The memory of being in the light rushed at her, bowled her over. She’d been with Katie somewhere—over there—she’d held her hand, heard her say: I’ll always be with you. Whenever you hear our music or laugh so hard you cry, I’ll be there. When you close your eyes at night and remember, I’ll be there. Always.
It was real. Somehow. Impossibly.
It wasn’t drugs, or her brain injury, or wishful thinking. It was real.
The next day was an endless series of medical tests: Tully was poked and prodded and zapped and X-rayed. It surprised her—and everyone else—how quickly she was improving.
“Are you ready?” Johnny said when she’d finally been discharged.
“Where is everyone?”
“Preparing for your homecoming. It’s a pretty big deal. Are you ready?”
She sat in a wheelchair by the room’s only window, wearing a helmet in case of a fall. Her reflexes were a little impaired and no one wanted her landing on her head.
“Yeah.” She had trouble finding words sometimes, so she kept her answers simple.
“How many of them are out there?”
She frowned. “How many of what?”
She gave a sigh. “No fans for me.”
He crossed the room and came up beside her, turning her wheelchair toward the window. “Look more closely.”
She followed the direction of his glance. A crowd of people stood in the parking lot below, huddled beneath brightly colored umbrellas. There were at least three dozen of them. “I don’t see…” she began, and then she saw the signs.
WE ♥ U TULLY ♥!
GET WELL TULLY
UR GIRLFRIENDS NEVER GAVE UP!
“They’re for me?”
“Your recovery is big news. Fans and reporters started gathering as soon as word leaked.”
The crowd blurred before Tully’s eyes. At first she thought the rain had picked up. Then she realized she was remembering all that she’d gone through in the last few years and crying for this evidence that she hadn’t been forgotten after all.
“They love you, Tul. I hear Barbara Walters wants an interview.”
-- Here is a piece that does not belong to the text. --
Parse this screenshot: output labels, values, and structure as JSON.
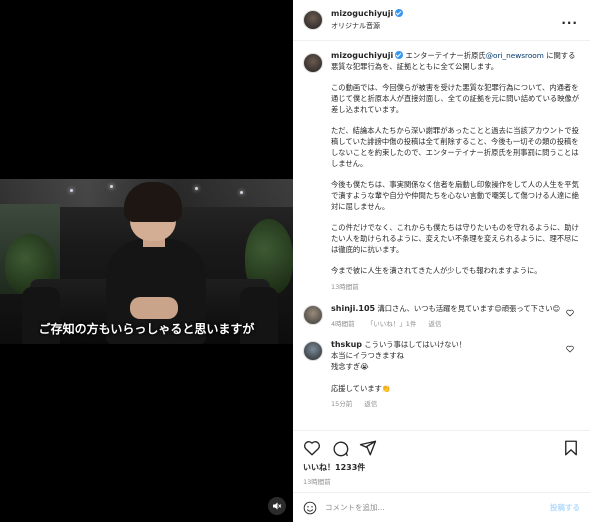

She didn’t even know what to say to that. It didn’t matter anyway; Johnny was on the move. He grabbed the chair’s rubberized handles and wheeled her out of the hospital room. She gave one last thoughtful look as she left.
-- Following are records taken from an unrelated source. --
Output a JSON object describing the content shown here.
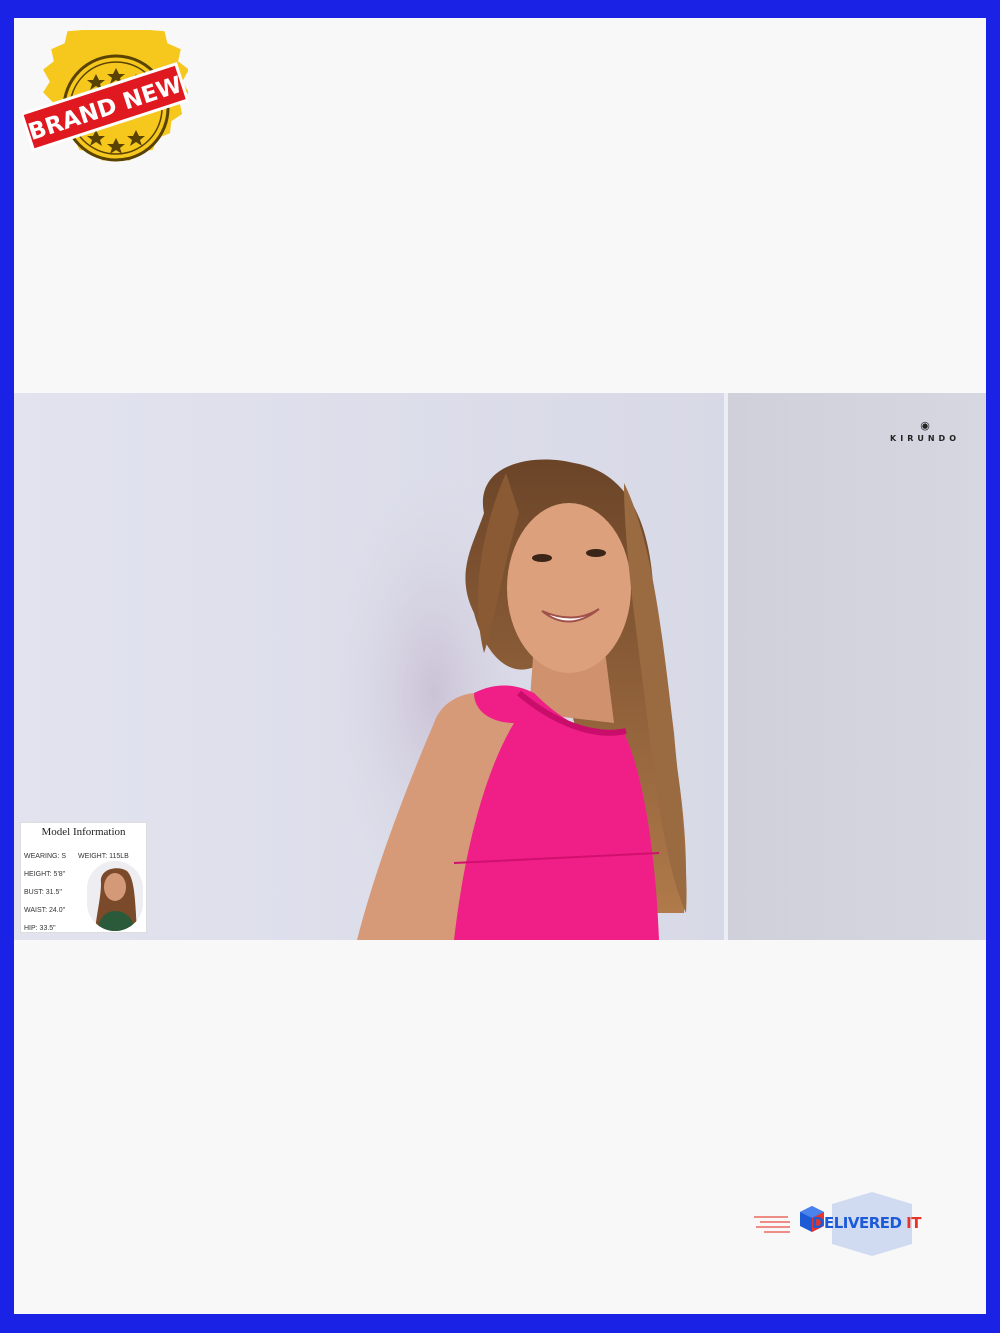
{
  "badge": {
    "text": "BRAND NEW",
    "colors": {
      "seal": "#f6c81e",
      "ribbon": "#e0181f",
      "text": "#ffffff"
    },
    "icon": "star-seal-icon"
  },
  "photo": {
    "brand_mark": "KIRUNDO",
    "colors": {
      "top": "#f8c8dc",
      "wall": "#dcdde8"
    }
  },
  "model_info": {
    "title": "Model Information",
    "rows": [
      "WEARING: S",
      "HEIGHT: 5'8\"",
      "BUST: 31.5\"",
      "WAIST: 24.0\"",
      "HIP: 33.5\""
    ],
    "weight": "WEIGHT: 115LB"
  },
  "delivered_logo": {
    "text_main": "DELIVERED",
    "text_suffix": " IT",
    "colors": {
      "blue": "#1d5bd6",
      "red": "#e8352a"
    }
  },
  "colors": {
    "border": "#1a22e6",
    "canvas": "#f8f8f8"
  }
}
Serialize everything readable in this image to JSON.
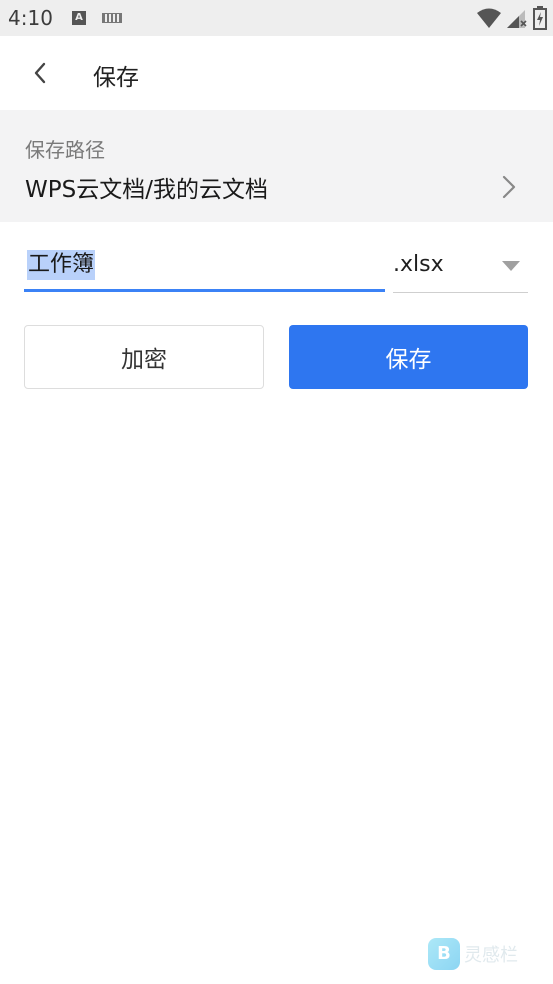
{
  "status_bar": {
    "time": "4:10"
  },
  "app_bar": {
    "title": "保存"
  },
  "save_path": {
    "label": "保存路径",
    "value": "WPS云文档/我的云文档"
  },
  "file": {
    "name": "工作簿",
    "extension": ".xlsx"
  },
  "buttons": {
    "encrypt": "加密",
    "save": "保存"
  },
  "watermark": {
    "logo_letter": "B",
    "text": "灵感栏"
  },
  "colors": {
    "accent": "#2e76f0",
    "selection": "#b9d1fa",
    "panel_bg": "#f3f3f4"
  }
}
In the lobby, he stopped and set the brake. “I won’t be long. I’ll just send your fans and the reporters on their way.”
He positioned her against the wall, with the lobby behind her, and went through the glass pneumatic doors.
On this late August afternoon, a light rain drizzled down even as the sun shone. This was what locals called sun breaks.